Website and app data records
::::::::::

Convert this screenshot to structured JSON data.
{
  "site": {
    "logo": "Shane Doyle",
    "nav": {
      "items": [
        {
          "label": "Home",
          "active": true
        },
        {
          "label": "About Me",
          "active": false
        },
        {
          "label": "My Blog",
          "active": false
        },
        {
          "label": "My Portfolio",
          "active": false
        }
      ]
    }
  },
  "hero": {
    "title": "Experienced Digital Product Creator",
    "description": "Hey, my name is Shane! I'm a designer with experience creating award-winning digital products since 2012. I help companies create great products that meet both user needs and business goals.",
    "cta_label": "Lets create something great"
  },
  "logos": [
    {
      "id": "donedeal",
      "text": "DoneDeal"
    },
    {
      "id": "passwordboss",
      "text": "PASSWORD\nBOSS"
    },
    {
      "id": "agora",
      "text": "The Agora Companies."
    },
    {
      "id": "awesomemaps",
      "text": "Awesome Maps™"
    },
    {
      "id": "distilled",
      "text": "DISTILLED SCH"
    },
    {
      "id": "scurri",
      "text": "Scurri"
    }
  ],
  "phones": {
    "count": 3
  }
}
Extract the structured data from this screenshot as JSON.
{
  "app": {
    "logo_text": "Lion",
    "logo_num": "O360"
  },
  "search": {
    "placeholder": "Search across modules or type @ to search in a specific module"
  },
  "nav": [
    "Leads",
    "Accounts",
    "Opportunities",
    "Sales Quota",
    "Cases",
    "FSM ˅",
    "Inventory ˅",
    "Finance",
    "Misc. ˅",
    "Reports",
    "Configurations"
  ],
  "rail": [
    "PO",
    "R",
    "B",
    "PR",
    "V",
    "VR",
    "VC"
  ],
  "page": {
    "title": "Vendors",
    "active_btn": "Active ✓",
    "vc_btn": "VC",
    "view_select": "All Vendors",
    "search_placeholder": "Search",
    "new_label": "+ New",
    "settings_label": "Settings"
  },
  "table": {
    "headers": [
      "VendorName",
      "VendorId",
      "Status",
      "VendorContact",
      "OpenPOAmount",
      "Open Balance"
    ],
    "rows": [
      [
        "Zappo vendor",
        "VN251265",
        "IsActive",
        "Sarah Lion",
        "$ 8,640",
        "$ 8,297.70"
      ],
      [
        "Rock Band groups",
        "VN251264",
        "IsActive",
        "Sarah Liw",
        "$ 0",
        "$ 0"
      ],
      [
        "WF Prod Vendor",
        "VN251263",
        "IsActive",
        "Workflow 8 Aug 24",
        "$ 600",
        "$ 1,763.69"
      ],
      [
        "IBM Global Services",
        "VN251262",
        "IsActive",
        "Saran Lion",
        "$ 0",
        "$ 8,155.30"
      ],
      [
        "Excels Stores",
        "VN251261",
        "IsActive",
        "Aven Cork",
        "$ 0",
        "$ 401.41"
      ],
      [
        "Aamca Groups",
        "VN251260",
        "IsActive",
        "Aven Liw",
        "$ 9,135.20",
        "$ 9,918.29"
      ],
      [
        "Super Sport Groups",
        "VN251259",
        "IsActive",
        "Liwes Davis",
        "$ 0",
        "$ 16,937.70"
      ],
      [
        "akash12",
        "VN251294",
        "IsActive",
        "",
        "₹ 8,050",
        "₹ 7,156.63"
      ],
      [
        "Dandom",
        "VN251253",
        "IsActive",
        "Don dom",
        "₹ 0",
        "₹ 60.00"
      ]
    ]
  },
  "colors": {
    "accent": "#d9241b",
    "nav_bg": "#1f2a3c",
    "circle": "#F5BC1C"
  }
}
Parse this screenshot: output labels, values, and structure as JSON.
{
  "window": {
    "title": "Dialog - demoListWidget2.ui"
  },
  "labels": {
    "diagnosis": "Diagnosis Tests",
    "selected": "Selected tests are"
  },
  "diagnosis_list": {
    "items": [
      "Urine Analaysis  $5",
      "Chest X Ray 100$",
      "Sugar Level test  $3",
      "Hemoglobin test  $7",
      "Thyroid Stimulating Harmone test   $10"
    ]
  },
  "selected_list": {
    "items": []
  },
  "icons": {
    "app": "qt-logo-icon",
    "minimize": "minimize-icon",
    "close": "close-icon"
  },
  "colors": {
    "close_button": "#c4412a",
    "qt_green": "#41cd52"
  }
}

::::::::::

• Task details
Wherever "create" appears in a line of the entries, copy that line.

• Exercise answer
    "description": "Hey, my name is Shane! I'm a designer with experience creating award-winning digital products since 2012. I help companies create great products that meet both user needs and business goals.",
    "cta_label": "Lets create something great"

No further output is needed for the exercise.